Herbs and How to Get the Most Out of Them

41. Chop herbs and add them to ice cube trays with just a little water. Drop whole cubes into the pan when a recipe calls for that type of herb.

42. You can also freeze herbs by placing them in plastic containers. Certain herbs, such as basil, will turn black, but the flavour will still be great.

43. Make pesto with extra basil or parsley.

44. Dry herbs by hanging them by their stems in a cool, dry location. Once they're dry, remove them from the stems and store them in airtight containers.


Don't Waste a Drop

45. Leftover coffee in the carafe? Freeze it in ice cube trays. Use the cubes for iced coffee or to cool down too-hot coffee without diluting it. You can do the same with leftover tea.

46. If there's a splash or two of wine left in the bottle, use it to de-glaze pans to add flavour to whatever you're cooking.

47. If you have pickle juice left in a jar, don't pour it down the drain. Use it to make a fresh batch of refrigerator pickles, or add it to salad dressings (or dirty martinis).

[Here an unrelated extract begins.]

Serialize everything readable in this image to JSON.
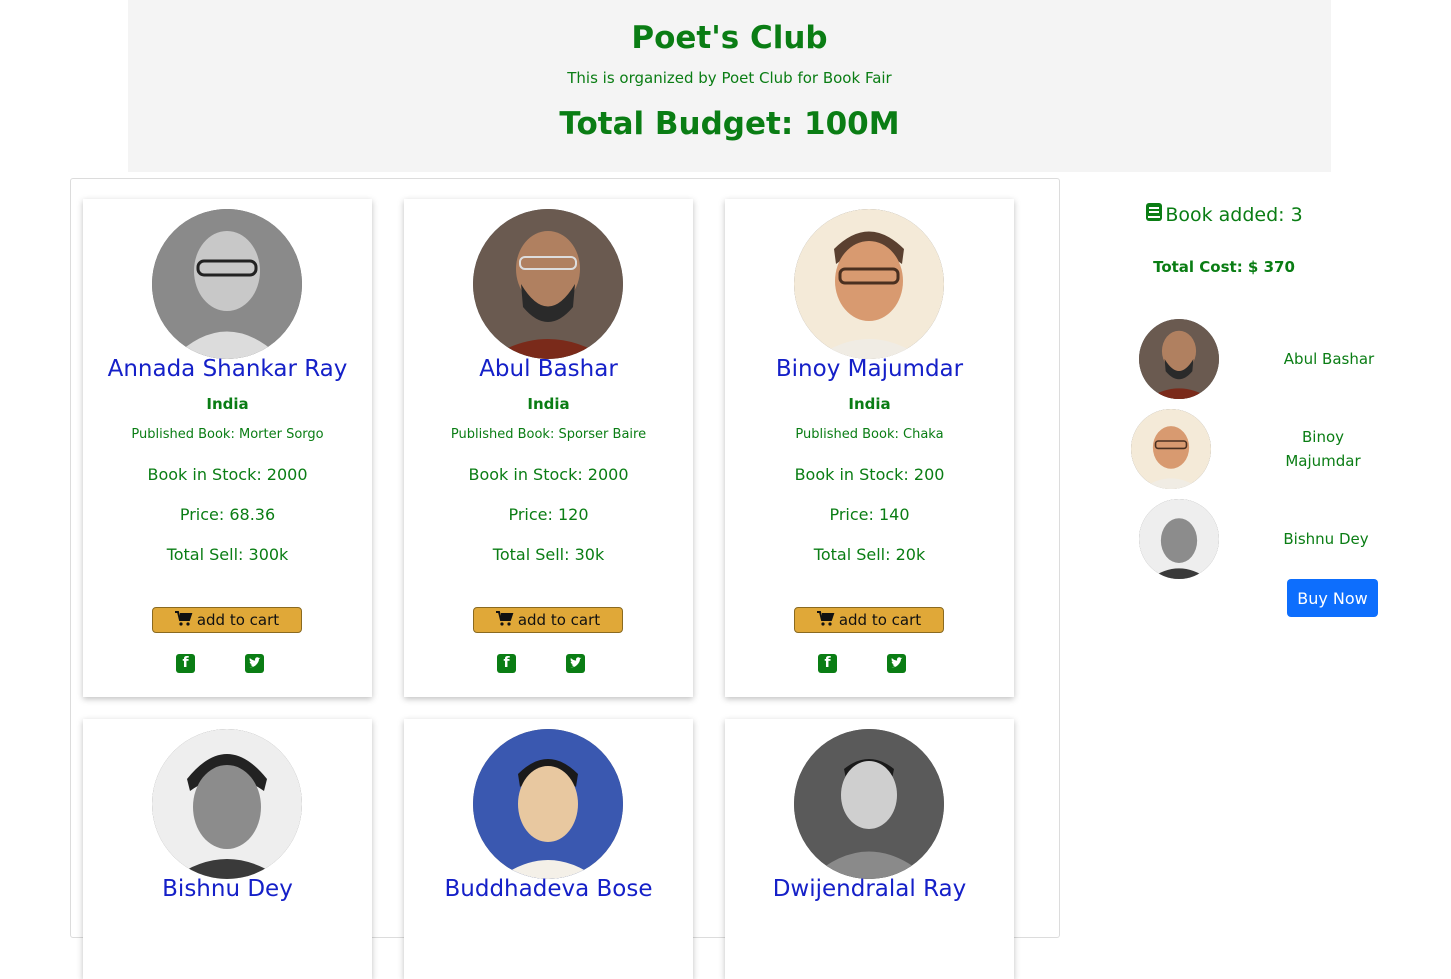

48. You can also freeze broth or stock in ice cube trays, and use a cube or two whenever you make a pan sauce or gravy.

49. If there's just a bit of honey left in the bottom of the jar, add a squeeze or two of lemon juice and swish it around. The lemon juice will loosen up the honey, and you have the perfect addition to a cup of tea.

Finally....

50. If you can't think of any way to use that food in the kitchen, compost it. Everything except for meat and dairy will work in a compost pile, and at least your extra food can be used for something useful. Throw your meat and dairy to your chooks.